Note that each redirection directive appears after a closing parenthesis. Commands listed within parenthesis are executed in a new sub-shell, and therefore a parent-child relationship is created. This allows us to instruct the parent to manipulate the child's output streams.

Running the user's command

In order for all this magic to work, the user's command must be run in the deepest sub-shell. This is achieved by re-assembling the arguments passed to the rse() function into a command-line and then executing them.

eval $(for phrase in "$@"; do echo -n "'$phrase' "; done)

“eval” is a BASH built-in which executes a (single) string passed to in the same way which command you enter at the prompt are.

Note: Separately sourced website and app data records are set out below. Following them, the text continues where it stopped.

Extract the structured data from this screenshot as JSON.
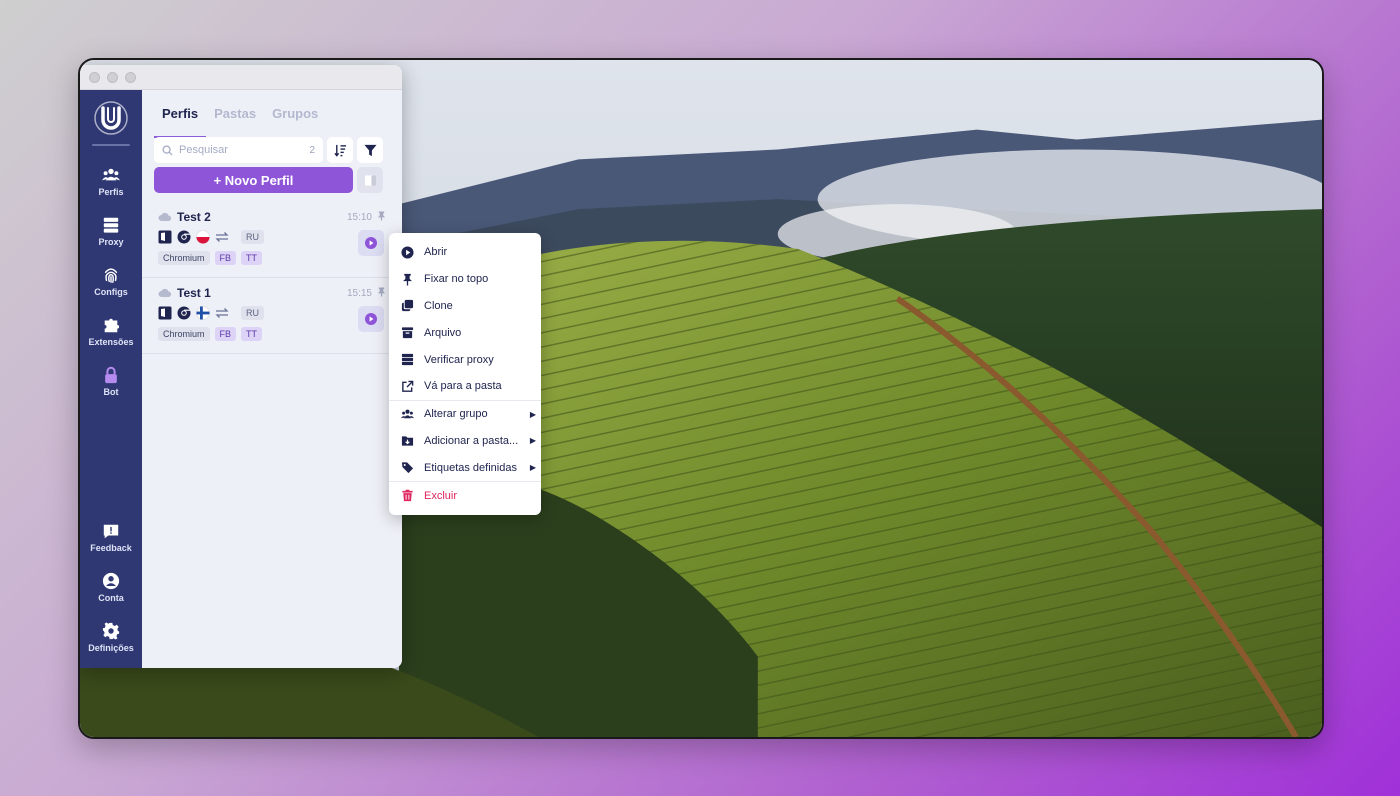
{
  "sidebar": {
    "items": [
      {
        "label": "Perfis",
        "icon": "users-icon"
      },
      {
        "label": "Proxy",
        "icon": "server-icon"
      },
      {
        "label": "Configs",
        "icon": "fingerprint-icon"
      },
      {
        "label": "Extensões",
        "icon": "puzzle-icon"
      },
      {
        "label": "Bot",
        "icon": "lock-icon"
      }
    ],
    "bottom_items": [
      {
        "label": "Feedback",
        "icon": "feedback-icon"
      },
      {
        "label": "Conta",
        "icon": "account-icon"
      },
      {
        "label": "Definições",
        "icon": "gear-icon"
      }
    ],
    "bot_color": "#b58bf0"
  },
  "tabs": [
    "Perfis",
    "Pastas",
    "Grupos"
  ],
  "search": {
    "placeholder": "Pesquisar",
    "count": "2"
  },
  "new_profile_label": "+ Novo Perfil",
  "profiles": [
    {
      "name": "Test 2",
      "time": "15:10",
      "flag": "poland",
      "country_tag": "RU",
      "tags": [
        "Chromium",
        "FB",
        "TT"
      ]
    },
    {
      "name": "Test 1",
      "time": "15:15",
      "flag": "finland",
      "country_tag": "RU",
      "tags": [
        "Chromium",
        "FB",
        "TT"
      ]
    }
  ],
  "context_menu": {
    "items": [
      {
        "label": "Abrir",
        "icon": "play-circle-icon"
      },
      {
        "label": "Fixar no topo",
        "icon": "pin-icon"
      },
      {
        "label": "Clone",
        "icon": "clone-icon"
      },
      {
        "label": "Arquivo",
        "icon": "archive-icon"
      },
      {
        "label": "Verificar proxy",
        "icon": "server-icon"
      },
      {
        "label": "Vá para a pasta",
        "icon": "external-link-icon"
      },
      {
        "label": "Alterar grupo",
        "icon": "users-icon",
        "submenu": true
      },
      {
        "label": "Adicionar a pasta...",
        "icon": "folder-download-icon",
        "submenu": true
      },
      {
        "label": "Etiquetas definidas",
        "icon": "tag-icon",
        "submenu": true
      },
      {
        "label": "Excluir",
        "icon": "trash-icon",
        "danger": true
      }
    ]
  },
  "colors": {
    "accent": "#8f55d9",
    "sidebar": "#2f3873",
    "danger": "#e0245e"
  }
}
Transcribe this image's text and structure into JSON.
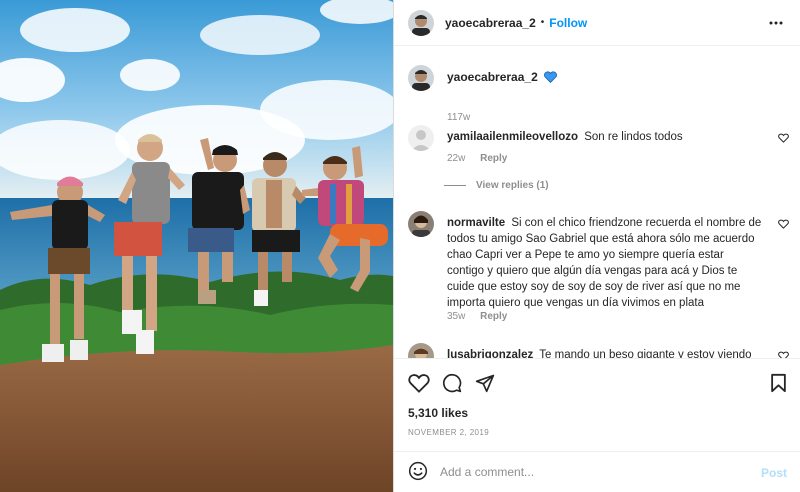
{
  "header": {
    "username": "yaoecabreraa_2",
    "separator": "•",
    "follow_label": "Follow",
    "more_icon": "more-horizontal-icon"
  },
  "caption": {
    "username": "yaoecabreraa_2",
    "emoji": "blue-heart",
    "time": "117w"
  },
  "comments": [
    {
      "username": "yamilaailenmileovellozo",
      "text": "Son re lindos todos",
      "time": "22w",
      "reply_label": "Reply",
      "view_replies": "View replies (1)"
    },
    {
      "username": "normavilte",
      "text": "Si con el chico friendzone recuerda el nombre de todos tu amigo Sao Gabriel que está ahora sólo me acuerdo chao Capri ver a Pepe te amo yo siempre quería estar contigo y quiero que algún día vengas para acá y Dios te cuide que estoy soy de soy de soy de river así que no me importa quiero que vengas un día vivimos en plata",
      "time": "35w",
      "reply_label": "Reply"
    },
    {
      "username": "lusabrigonzalez",
      "text": "Te mando un beso gigante y estoy viendo"
    }
  ],
  "actions": {
    "like_icon": "heart-icon",
    "comment_icon": "comment-icon",
    "share_icon": "paper-plane-icon",
    "save_icon": "bookmark-icon"
  },
  "likes": "5,310 likes",
  "date": "NOVEMBER 2, 2019",
  "add_comment": {
    "placeholder": "Add a comment...",
    "post_label": "Post",
    "emoji_icon": "smiley-icon"
  },
  "colors": {
    "accent": "#0095f6",
    "post_disabled": "#b2dffc",
    "muted": "#8e8e8e",
    "verified_heart": "#3897f0"
  }
}
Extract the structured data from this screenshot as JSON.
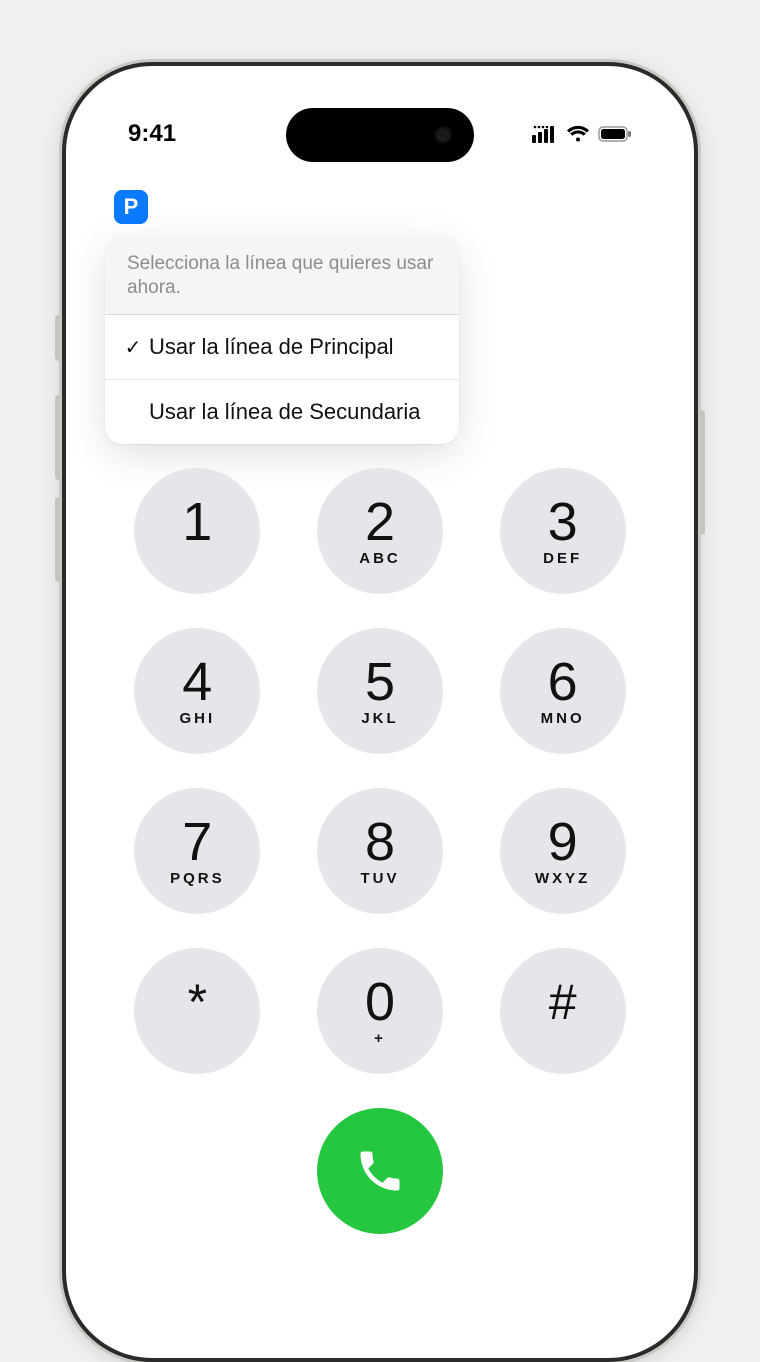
{
  "status": {
    "time": "9:41"
  },
  "line_badge": {
    "letter": "P",
    "color": "#0a7aff"
  },
  "popover": {
    "header": "Selecciona la línea que quieres usar ahora.",
    "options": [
      {
        "label": "Usar la línea de Principal",
        "selected": true
      },
      {
        "label": "Usar la línea de Secundaria",
        "selected": false
      }
    ]
  },
  "keypad": {
    "keys": [
      {
        "digit": "1",
        "letters": ""
      },
      {
        "digit": "2",
        "letters": "ABC"
      },
      {
        "digit": "3",
        "letters": "DEF"
      },
      {
        "digit": "4",
        "letters": "GHI"
      },
      {
        "digit": "5",
        "letters": "JKL"
      },
      {
        "digit": "6",
        "letters": "MNO"
      },
      {
        "digit": "7",
        "letters": "PQRS"
      },
      {
        "digit": "8",
        "letters": "TUV"
      },
      {
        "digit": "9",
        "letters": "WXYZ"
      },
      {
        "digit": "*",
        "letters": ""
      },
      {
        "digit": "0",
        "letters": "+"
      },
      {
        "digit": "#",
        "letters": ""
      }
    ]
  },
  "colors": {
    "key_bg": "#e6e5e9",
    "call_green": "#26c740"
  }
}
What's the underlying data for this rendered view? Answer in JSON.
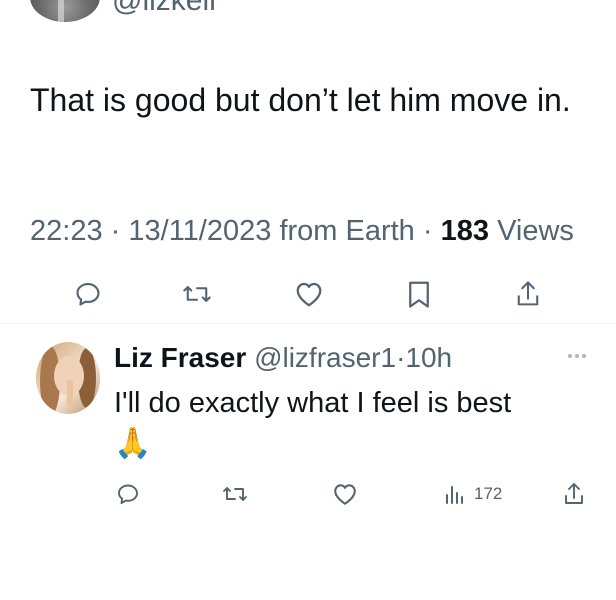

“$@” is the original list of arguments passed to the function. The code iterates over it and stitched them togther so that eval has a single command strint to execute.

You may see scripts that use $* where I have used “$@”. These differ in how they treat white-space. Consider the command

echo "Hello" "World" "How are you?"

“$@” would tell you the arguments are:

  • Hello
  • World
  • How are you?

while $* would tell you they are:

  • Hello
  • World
  • How
  • are
  • you

Noting that there are quotation marks in the resulting lists.

Ctrl + S in PuTTY

If you ever accidently press ^S when using PuTTY, you'll know that this causes it to stop responding, which I need not mention is highly annoying, but I will because it's that annoying :-).

To get your session to respond again hit Ctrl + Q.

Quoted from http://www.plug.org/pipermail/plug/2004-April/005872.html

Every time I accidentally press Ctrl+s in Putty when connected to any
Linux box via ssh, my session stops responding. How do I restore it?


This is software flow control - left over from the days of serial
connections. Control+S sends XOFF and Control+Q sends XON and together they
make XON/XOFF, or “software,” flow control. Hardware flow control is known
as RTS/CTS and involves switching the signal on a couple of the pins
connected to the serial port.

To disable flow control add this to your shell's init script (e.g. .bashrc):

# Disable software flow control (XON / XOFF or ^S / ^Q)
stty -ixon

Disabling CapsLock

Caps Lock is utterly useless. It is extremely seldom that I want to type a lot of stuff in upper-case, and when I do I'll just let my text editor upper-case it after I've written it.

More to the point, I use glorious vim, and the difference between pressing “ZZ” and “zz” is closing the editor without saving or scrolling my window so the cursor is in the middle.

Adapted from Handy Hack: Disable Caps Lock under GNOME.

Create/modify ~/.Xmodmap so it contains the following:

remove lock = Caps_Lock

That's it. Next time X is started, CapsLock will be disabled. If you want the change to take affect immediately (i.e. without logging out), use the following command:

xmodmap ~/.Xmodmap

SSH port-forwarding

1) Microsoft's cmd.exe being a notable exception, but then I suppose it's a stretch to call it “modern” anyway.
2) Firefox 2.x could /almost/ do it, it printed a little “left-arrow” icon which looked about right, but then it would truncate the page it was displaying…
unix.txt · Last modified: 2013/08/20 22:51 (external edit)